The lawsuit is calling for accountability and reform to protect students and prevent future shootings. This action comes a day after the group called “Change 4 Oxford” held a press conference saying school leaders aren’t doing enough.

Lori Bourgeau is one of the many parents who spoke out Thursday, saying Oxford Community Schools is not doing enough to prevent the tragedy that took place on Nov. 30 from happening again.

“We felt our school’s administration and school board needed to do more to ensure the safety of our students and staff,” Bourgeau said.

That is when four students were killed, and seven others injured during a shooting at the high school.

Bourgeau believes Oxford Community Schools is dragging its feet. Saying its more concerned with protection from civil liability than getting answers.

“The school board knows an investigation will show the mistakes the administration and board made leading up to Nov. 30. And rather than identifying the security breakdowns and policy holes, that need to be corrected to ensure our students, our teachers, our staff, are safe, they’re protecting themselves,” Bourgeau said.

Another parent, Jeff Jones, believes school administrators are not listening to student concerns.

“Daily, these students need to be picked up from school because they don’t feel safe. And daily, there are medical issues, as well as many students who don’t feel comfortable using restrooms or even to eat in a cafeteria,” Jones said.

Superintendent Ken Weaver released this statement:

“At Oxford Community Schools, our core mission is to educate and support our amazing students to prepare them for success.

As part of our mission, the physical safety and emotional well-being of our students and staff remains our top priority. We also strive each and every day to foster a culture of compassion, understanding, and respect. We value all parent and student input and continue to work with our students and parents through these difficult times.

Since the tragedy on Nov. 30, Oxford Community Schools has engaged our community through meetings, phone calls, town halls, forums, and surveys to listen and garner feedback. Input from our students, staff and families has helped shape and drive our successful return to school plan and our school safety plans. We have also consulted with mental health experts, security experts and local law enforcement in developing our plans.

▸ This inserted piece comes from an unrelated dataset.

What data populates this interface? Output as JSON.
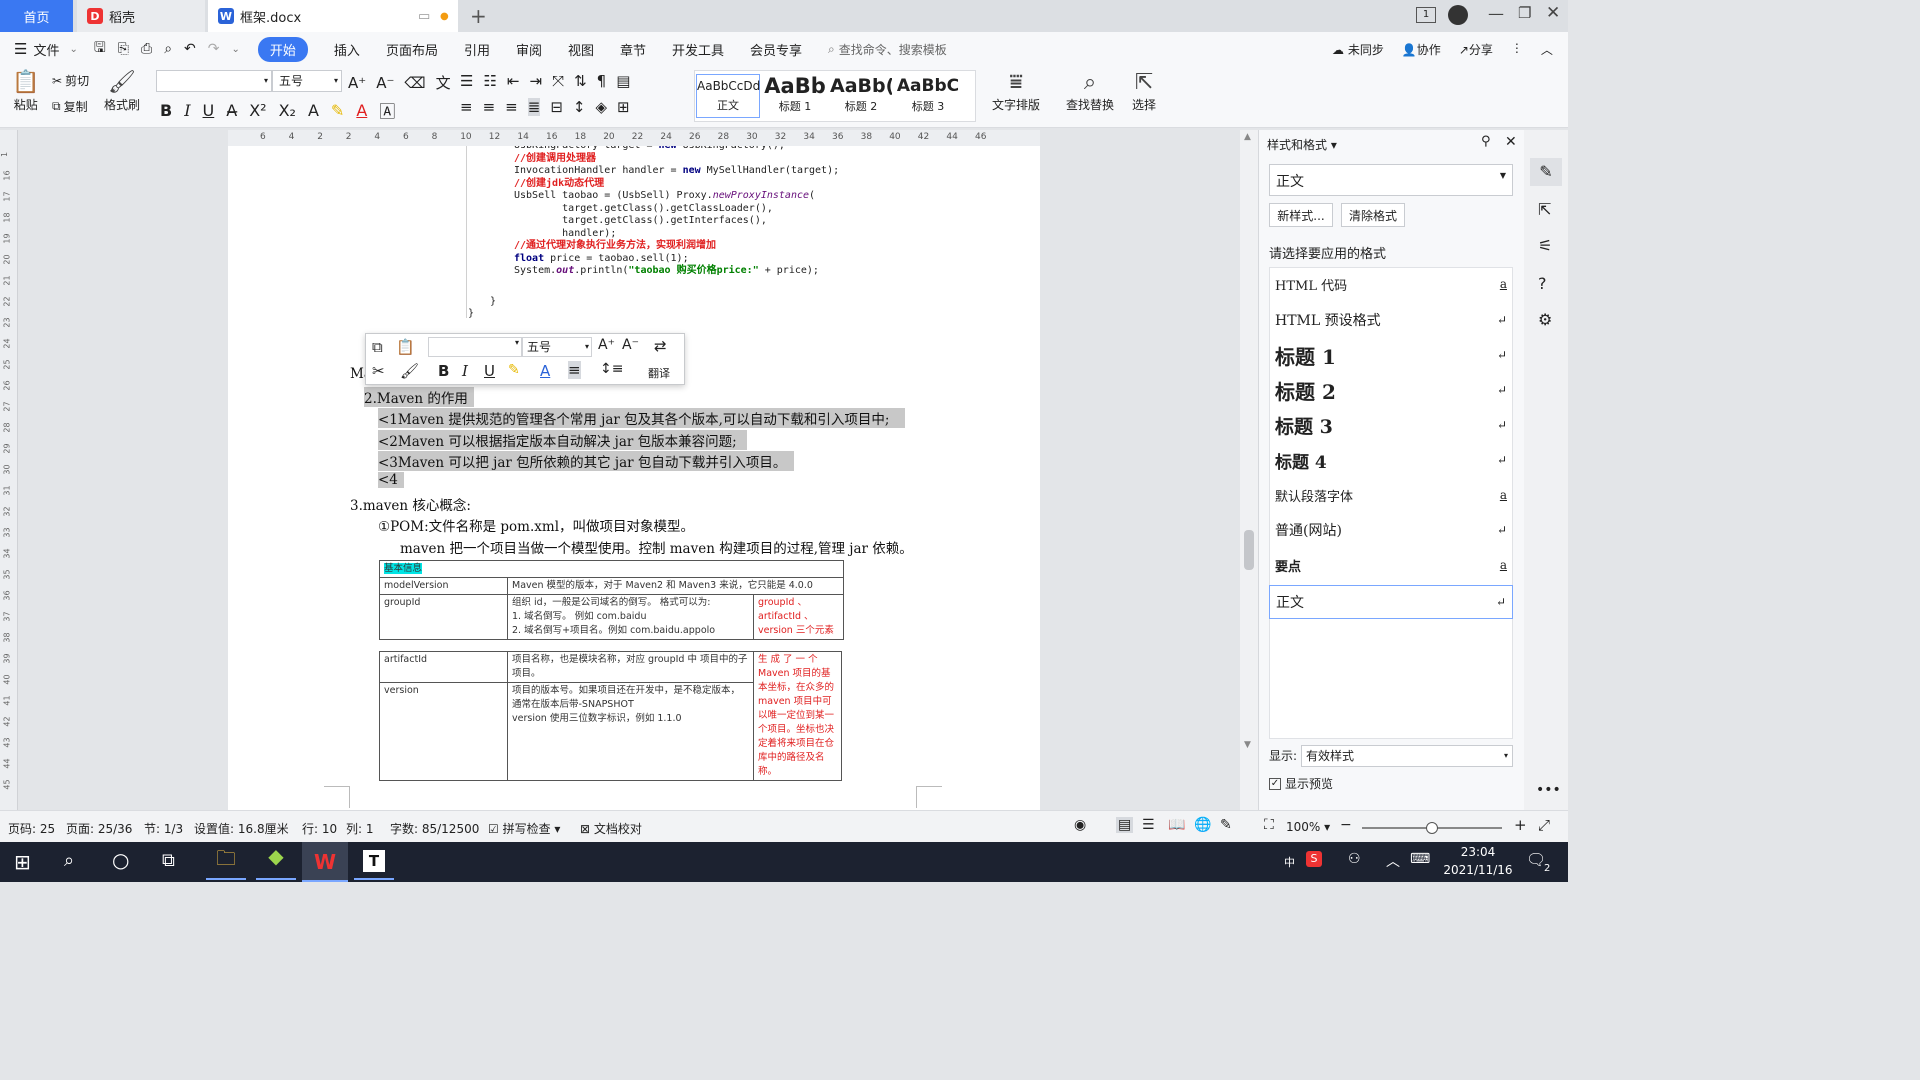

We have taken numerous specific and tangible steps to promote the physical safety and emotional well-being of our students and staff. Please review the links below for some of these examples in our communications with our district families, all of which are posted on our website:

· March 16 District Safety Update Information

· February 8 Video from Supt. Throne

· Security Information for Upcoming Events

· Details on Fridays Threatening Phone Calls

Our dialogue with our school community is ongoing. As Superintendent, my goal is to create a three-year plan to reclaim our school district with input from our entire school community. To that end, we have offered more than a dozen forums for district parents and Oxford High School students to sign up for to meet with OCS administration. These forums began this past week and are continuing through the next two weeks. We have also sent out numerous surveys to our parents and staff this week and will have our Oxford High School students complete surveys next week regarding security and social-emotional learning.

Our strong attendance rates of over 90 percent across all our schools are a testament to the resilience of our community, the dedication of our staff, students and families, the strength of our plan which was crafted with input from key stakeholders and experts, and our collective refusal to allow the tragic events of Nov. 30 to define us.”

Bourgeau said numerous attempts to convey student concerns and demands with school administrators have been met with little to no answer.

“We can’t fix the problem if we don’t identify the cause,” Bourgeau said.